Years ago, I cajoled Paul Robertson to allow me to incorporate his responses and mine from a firewall mailing list thread that asked, "how should I compare two firewalls?" (For millenials, a mail thread is what we used before Twitter...). This 23 June 2004 post. Some of these comparison criteria are less relevant today than in 2004 but even in the era of next generation or web application firewalls, but others are relevant still.
A post to a firewall mailing list asked,
"I want to compare two firewalls... what aspects do we need to compare?"
A seemingly simple question, right? Download the spec sheets from the vendor, compare the hardware and security features each offers. Try to get an eval unit from each vendor, test drive the units, stress it a bit, get a feel for the the configuration console...
Taking this approach, it will be difficult to conclude anything other than, "this one handles well, the entertainment system is way cool, and the color matches my eyes".
If you haven't established proper selection criteria, based on your security architecture and requirements, you will probably end up with a serviceable firewall, but you may have to trade up to get what you need. Paul Robertson offered the following practical list of things you should consider when comparing firewalls:
- How well do the boxes implement my proposed security policy?
- Do they pass testing for implementing my security policy?
- How do the boxes perform implementing my security policy?
- What is my upgrade path should my performance requirements change?
- How well can the devices be administered by multiple levels of people if my security policy defines and requires such?
- Historically, how well has the vendor done?
- What does it take to make them fall over? If you can't make them fall over, you're not testing hard enough.
- How intuitive is my security policy when added to the systems?
- What failover and backup issues must we address (test both.)?
- Any license issues: how do they handle license failure, and how long does it take to recover?
To these I added:
- What methods does the firewall provide to assist me in asserting my security policy is enforced: specifically, are the log entries generated sufficiently detailed?
- Does the firewall support all present and projected authentication methods my organization will use?
- What routing, forwarding, and switching (VLAN) role is the firewall expected to play in my topology?
I'd also add related considerations if you intend to use an IPsec VPN for remote access:
- What's the origin/pedigree/reputation of the VPN client software?
- Availability of non-Windows clients?
- Interoperable with open source clients?
- Client software reliability (track record) when installed on different Win OS, Wintel and non-Wintel hardware?
- Suitability of client for use with other firewalls (if multi-organizational collaborative/B2B/B2C is something you must satisfy).
- Client policy administration/enforcement method.
- Client diagnostic and logging facilities.
I know these last criteria go beyond "just a firewall" and may be off-topic for some, so the last group can be disregarded if secure remote access will be handled by systems other than firewall.
These combined lists give security administrators quite a bit to mull over.
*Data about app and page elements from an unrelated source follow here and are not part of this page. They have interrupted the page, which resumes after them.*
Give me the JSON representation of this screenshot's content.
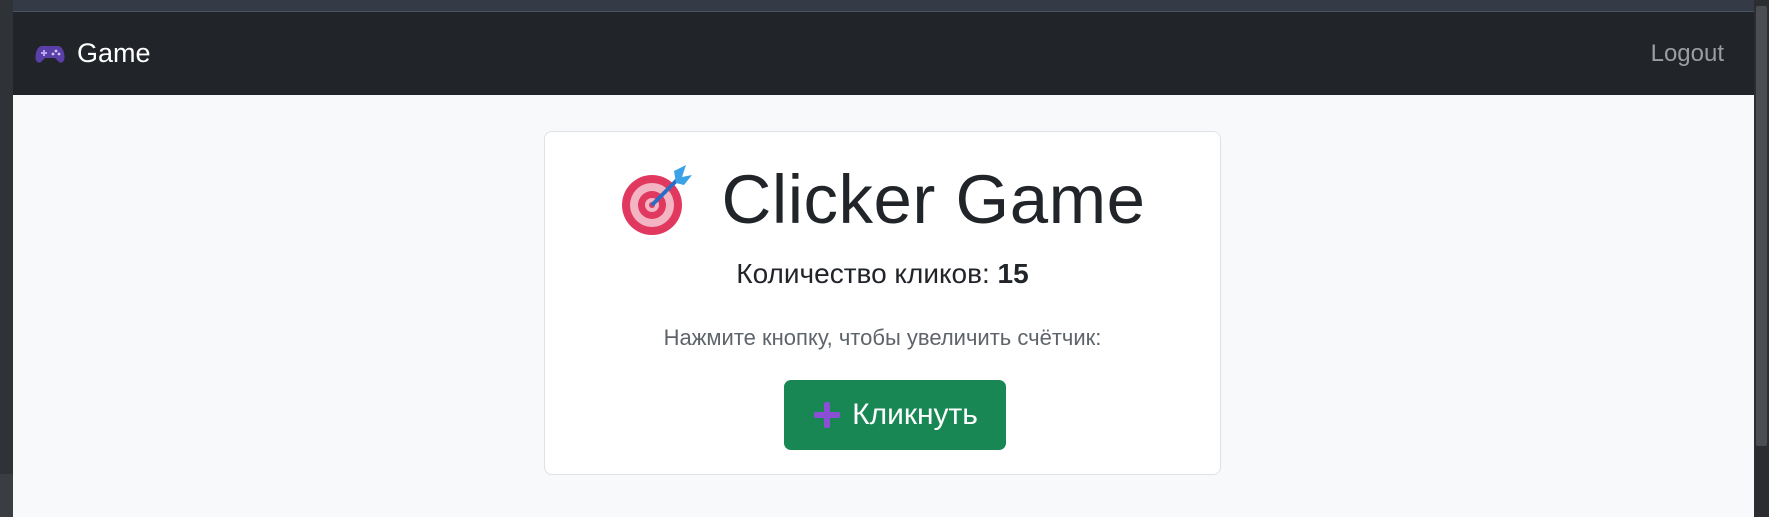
{
  "navbar": {
    "brand_icon": "gamepad-icon",
    "brand_text": "Game",
    "logout_label": "Logout"
  },
  "card": {
    "title_icon": "target-dart-icon",
    "title": "Clicker Game",
    "count_label": "Количество кликов:",
    "count_value": "15",
    "hint": "Нажмите кнопку, чтобы увеличить счётчик:",
    "button_icon": "plus-icon",
    "button_label": "Кликнуть"
  },
  "colors": {
    "navbar_bg": "#212529",
    "page_bg": "#f8f9fa",
    "button_bg": "#198754",
    "plus_icon": "#8b4fd6",
    "target_red": "#e0385e"
  }
}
Factor these first, then decide between the fine Corinthian leather or Nauga hide interiors.
If you have any criteria to add, please post a comment. Warning: using the phrase "next generation" in your comment will cause your answer to be piped to dev/null.